THE last one year was an eventful year for India in respect of international and internal developments.
In the international sphere, American imperialism was forced to retreat and sign a new agreement on Vietnam. The African people succeeded in intensifying their national liberation struggles, particularly in Guinea-Bissau, Angola and Mozambique. The fight against the racist regimes of South Africa and Rhodesia continued with added vigour. Soviet Union, China and all other socialist countries strengthened their economic and military potential, thus providing an effective counteracting force against the aggressive designs of American imperialism. The crisis in the world capitalist system got deepened and the 'Almighty Dollar' was deposed from the pre-eminence it enjoyed in the monetary system of the capitalist world.
The American imperialists are active in the Indian sub-continent. They have armed Pakistan and are now engaged in the most diabolic game of converting Bangladesh into a base for anti-Indian and other nefarious operations. Sikkim is also being used as a new area for their political manoeuvres.
The critical economic situation in India marked by widespread drought and famine, skyrocketing prices and the general inflationary situation, increasing poverty and unemployment, is being taken advantage of by American imperialism as an opportunity for mounting economic and political pressures on the Government of India.
Against the backdrop of the projected foreign aid needs of Rs 3000 crores for the Fifth Five Year Plan, the United States Government is reported to be exerting political pressures to ensure a shift in India's external and domestic policies in favour of the United States. The protracted negotiations on rescheduling of debts and on the disposal of accumulated PL-480 counterpart funds to the order of Rs 2600 crores are pointers to the impending dangers.

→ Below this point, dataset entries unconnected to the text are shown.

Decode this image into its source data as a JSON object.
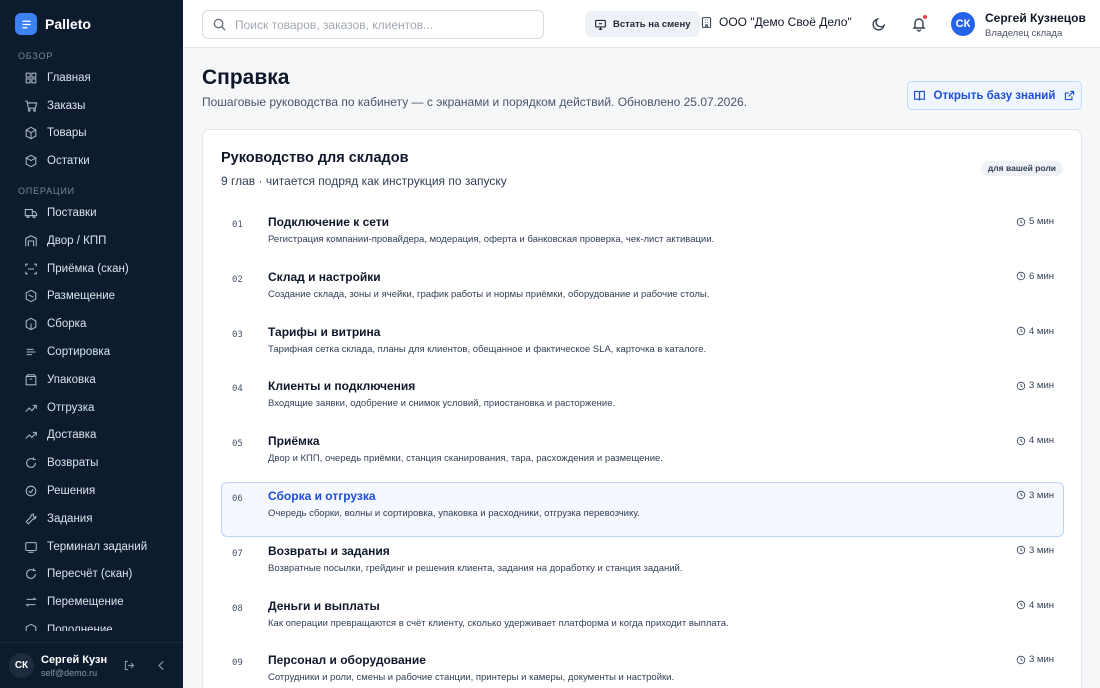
{
  "app": {
    "name": "Palleto"
  },
  "sidebar": {
    "sections": [
      {
        "label": "ОБЗОР",
        "items": [
          {
            "label": "Главная",
            "icon": "home-icon"
          },
          {
            "label": "Заказы",
            "icon": "cart-icon"
          },
          {
            "label": "Товары",
            "icon": "box-icon"
          },
          {
            "label": "Остатки",
            "icon": "stock-icon"
          }
        ]
      },
      {
        "label": "ОПЕРАЦИИ",
        "items": [
          {
            "label": "Поставки",
            "icon": "truck-icon"
          },
          {
            "label": "Двор / КПП",
            "icon": "gate-icon"
          },
          {
            "label": "Приёмка (скан)",
            "icon": "scan-icon"
          },
          {
            "label": "Размещение",
            "icon": "placement-icon"
          },
          {
            "label": "Сборка",
            "icon": "picking-icon"
          },
          {
            "label": "Сортировка",
            "icon": "sort-icon"
          },
          {
            "label": "Упаковка",
            "icon": "package-icon"
          },
          {
            "label": "Отгрузка",
            "icon": "shipment-icon"
          },
          {
            "label": "Доставка",
            "icon": "delivery-icon"
          },
          {
            "label": "Возвраты",
            "icon": "return-icon"
          },
          {
            "label": "Решения",
            "icon": "decision-icon"
          },
          {
            "label": "Задания",
            "icon": "task-icon"
          },
          {
            "label": "Терминал заданий",
            "icon": "terminal-icon"
          },
          {
            "label": "Пересчёт (скан)",
            "icon": "recount-icon"
          },
          {
            "label": "Перемещение",
            "icon": "transfer-icon"
          },
          {
            "label": "Пополнение",
            "icon": "replenish-icon"
          }
        ]
      }
    ],
    "user": {
      "initials": "СК",
      "name": "Сергей Кузнецов",
      "email": "self@demo.ru"
    }
  },
  "topbar": {
    "search_placeholder": "Поиск товаров, заказов, клиентов...",
    "shift_button": "Встать на смену",
    "org_name": "ООО \"Демо Своё Дело\"",
    "user": {
      "initials": "СК",
      "name": "Сергей Кузнецов",
      "role": "Владелец склада"
    }
  },
  "page": {
    "title": "Справка",
    "subtitle": "Пошаговые руководства по кабинету — с экранами и порядком действий. Обновлено 25.07.2026.",
    "kb_button": "Открыть базу знаний"
  },
  "guide": {
    "title": "Руководство для складов",
    "subtitle": "9 глав · читается подряд как инструкция по запуску",
    "role_badge": "для вашей роли",
    "chapters": [
      {
        "num": "01",
        "title": "Подключение к сети",
        "desc": "Регистрация компании-провайдера, модерация, оферта и банковская проверка, чек-лист активации.",
        "time": "5 мин"
      },
      {
        "num": "02",
        "title": "Склад и настройки",
        "desc": "Создание склада, зоны и ячейки, график работы и нормы приёмки, оборудование и рабочие столы.",
        "time": "6 мин"
      },
      {
        "num": "03",
        "title": "Тарифы и витрина",
        "desc": "Тарифная сетка склада, планы для клиентов, обещанное и фактическое SLA, карточка в каталоге.",
        "time": "4 мин"
      },
      {
        "num": "04",
        "title": "Клиенты и подключения",
        "desc": "Входящие заявки, одобрение и снимок условий, приостановка и расторжение.",
        "time": "3 мин"
      },
      {
        "num": "05",
        "title": "Приёмка",
        "desc": "Двор и КПП, очередь приёмки, станция сканирования, тара, расхождения и размещение.",
        "time": "4 мин"
      },
      {
        "num": "06",
        "title": "Сборка и отгрузка",
        "desc": "Очередь сборки, волны и сортировка, упаковка и расходники, отгрузка перевозчику.",
        "time": "3 мин",
        "active": true
      },
      {
        "num": "07",
        "title": "Возвраты и задания",
        "desc": "Возвратные посылки, грейдинг и решения клиента, задания на доработку и станция заданий.",
        "time": "3 мин"
      },
      {
        "num": "08",
        "title": "Деньги и выплаты",
        "desc": "Как операции превращаются в счёт клиенту, сколько удерживает платформа и когда приходит выплата.",
        "time": "4 мин"
      },
      {
        "num": "09",
        "title": "Персонал и оборудование",
        "desc": "Сотрудники и роли, смены и рабочие станции, принтеры и камеры, документы и настройки.",
        "time": "3 мин"
      }
    ]
  }
}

The economic situation in the country worsened during the last year, accentuating all the contradictions in the industrial and agricultural sectors. Poverty and misery of the vast majority of the urban and rural poor have been intensified to unimaginable proportions. Starvation deaths of human beings, large-scale perishing of cattle, paltry rations and grossly inadequate relief measures which do not even touch the fringe of the problem— all these have made it possibly the worst year in the post-Independence era.
The failure of crops, despite the grandiose ^crash programmes9 for agricultural production and the so-called green revolution, and the utter callousness and lack of will on the part of the government to pro-